All business model frameworks have the customer and the value proposition, or offer, as key elements. The value proposition is described as the products or services offered to different customers segments, and is a function of key resources and key processes (or activities) given to the input from suppliers (or partners). In some of the frameworks, partners are also included as an element to provide external resources and activities to enable the company to provide its value propositions. One of the things I'm missing in these frameworks is the perspective of co-creation of value. Value creation from the customers' perspective is not necessarily sequential, all captured in one company's value propositions, but in many cases parallel, offered simultaneously by different actors.
The business model concept takes its starting point in how an organization creates and captures value. Since the 1960s, different frameworks have been presented to capture the building blocks of value creation. Almost all frameworks take their starting point in the organization, or the firm, and what is being provided as output from within the organizational boundaries. This made sense when competition was based on one company's dominance of some asset or mastery of production, but I don't know if it is sufficient to innovate business models today. To clearly describe or analyze Google's business model for Android, without including what other companies such as handset manufacturers or app developers provide the same customers, is impossible. (Great guest post: Is Android Evil?)
When designing business models, do not limit your thinking to the value you are creating or potentially could create combining external resources and activities, but include complementary values that others could provide, in the business model equation. Perhaps there should be business model frameworks taking the starting point in customer value creation, not limited to what one business can provide?

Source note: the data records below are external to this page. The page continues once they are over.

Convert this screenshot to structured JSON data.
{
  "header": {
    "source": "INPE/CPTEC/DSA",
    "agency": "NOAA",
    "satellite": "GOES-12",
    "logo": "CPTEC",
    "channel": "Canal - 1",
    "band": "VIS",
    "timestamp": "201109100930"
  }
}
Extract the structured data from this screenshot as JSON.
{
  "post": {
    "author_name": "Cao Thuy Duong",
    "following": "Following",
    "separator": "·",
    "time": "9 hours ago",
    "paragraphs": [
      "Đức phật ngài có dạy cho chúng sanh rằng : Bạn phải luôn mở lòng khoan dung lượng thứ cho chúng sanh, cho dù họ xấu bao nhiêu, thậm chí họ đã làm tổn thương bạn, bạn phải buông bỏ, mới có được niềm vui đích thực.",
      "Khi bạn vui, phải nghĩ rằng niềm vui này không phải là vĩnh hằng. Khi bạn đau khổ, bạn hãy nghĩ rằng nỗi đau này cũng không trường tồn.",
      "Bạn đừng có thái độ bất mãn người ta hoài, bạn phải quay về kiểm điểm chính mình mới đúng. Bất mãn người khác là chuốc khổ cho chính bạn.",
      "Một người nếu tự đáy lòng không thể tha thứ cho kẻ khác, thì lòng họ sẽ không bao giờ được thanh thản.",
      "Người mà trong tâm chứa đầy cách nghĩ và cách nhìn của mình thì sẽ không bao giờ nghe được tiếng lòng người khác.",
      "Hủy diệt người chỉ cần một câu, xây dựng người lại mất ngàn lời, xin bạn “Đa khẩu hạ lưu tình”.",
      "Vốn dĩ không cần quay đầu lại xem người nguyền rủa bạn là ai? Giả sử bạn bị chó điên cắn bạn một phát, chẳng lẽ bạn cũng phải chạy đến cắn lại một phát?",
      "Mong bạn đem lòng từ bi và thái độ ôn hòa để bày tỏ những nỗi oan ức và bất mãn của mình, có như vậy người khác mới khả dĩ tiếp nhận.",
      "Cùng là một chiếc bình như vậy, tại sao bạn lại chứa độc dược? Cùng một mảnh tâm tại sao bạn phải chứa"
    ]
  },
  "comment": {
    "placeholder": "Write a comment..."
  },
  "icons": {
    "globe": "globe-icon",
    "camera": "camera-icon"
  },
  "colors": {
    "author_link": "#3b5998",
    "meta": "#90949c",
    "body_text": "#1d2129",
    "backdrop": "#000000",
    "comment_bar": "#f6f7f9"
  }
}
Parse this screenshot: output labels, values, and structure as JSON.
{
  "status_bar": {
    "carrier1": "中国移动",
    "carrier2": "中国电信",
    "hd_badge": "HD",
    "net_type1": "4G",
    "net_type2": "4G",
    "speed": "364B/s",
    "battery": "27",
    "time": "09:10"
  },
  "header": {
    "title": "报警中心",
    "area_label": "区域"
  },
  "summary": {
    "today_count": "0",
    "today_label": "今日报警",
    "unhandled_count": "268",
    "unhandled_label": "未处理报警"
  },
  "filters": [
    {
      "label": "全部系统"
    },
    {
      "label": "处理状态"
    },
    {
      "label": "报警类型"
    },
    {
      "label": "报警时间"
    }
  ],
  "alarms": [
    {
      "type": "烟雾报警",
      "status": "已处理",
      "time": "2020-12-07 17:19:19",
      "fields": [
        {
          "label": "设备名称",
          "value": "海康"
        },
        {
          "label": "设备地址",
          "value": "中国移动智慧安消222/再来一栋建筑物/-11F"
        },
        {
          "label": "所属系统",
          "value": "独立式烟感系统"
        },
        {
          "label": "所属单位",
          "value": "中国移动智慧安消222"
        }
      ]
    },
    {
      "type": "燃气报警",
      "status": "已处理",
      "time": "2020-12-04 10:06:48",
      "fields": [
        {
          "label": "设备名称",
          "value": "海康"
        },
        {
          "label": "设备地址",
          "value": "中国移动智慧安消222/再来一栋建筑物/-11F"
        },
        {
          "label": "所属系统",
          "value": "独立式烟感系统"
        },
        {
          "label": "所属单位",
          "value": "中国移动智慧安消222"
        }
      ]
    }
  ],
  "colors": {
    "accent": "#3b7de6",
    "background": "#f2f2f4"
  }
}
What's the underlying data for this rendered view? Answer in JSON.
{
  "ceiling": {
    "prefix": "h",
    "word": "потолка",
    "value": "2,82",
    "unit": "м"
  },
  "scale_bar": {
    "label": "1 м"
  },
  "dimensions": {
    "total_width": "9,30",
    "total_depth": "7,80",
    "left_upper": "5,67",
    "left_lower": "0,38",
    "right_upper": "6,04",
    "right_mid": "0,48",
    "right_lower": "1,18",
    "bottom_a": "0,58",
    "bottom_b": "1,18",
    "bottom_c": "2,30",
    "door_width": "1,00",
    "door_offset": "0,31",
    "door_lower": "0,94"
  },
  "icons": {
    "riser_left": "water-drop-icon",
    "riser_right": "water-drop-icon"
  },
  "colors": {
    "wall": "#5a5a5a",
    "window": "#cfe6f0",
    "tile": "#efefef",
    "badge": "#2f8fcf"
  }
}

Is there a need for customer value creation models? Are there any good ones out there?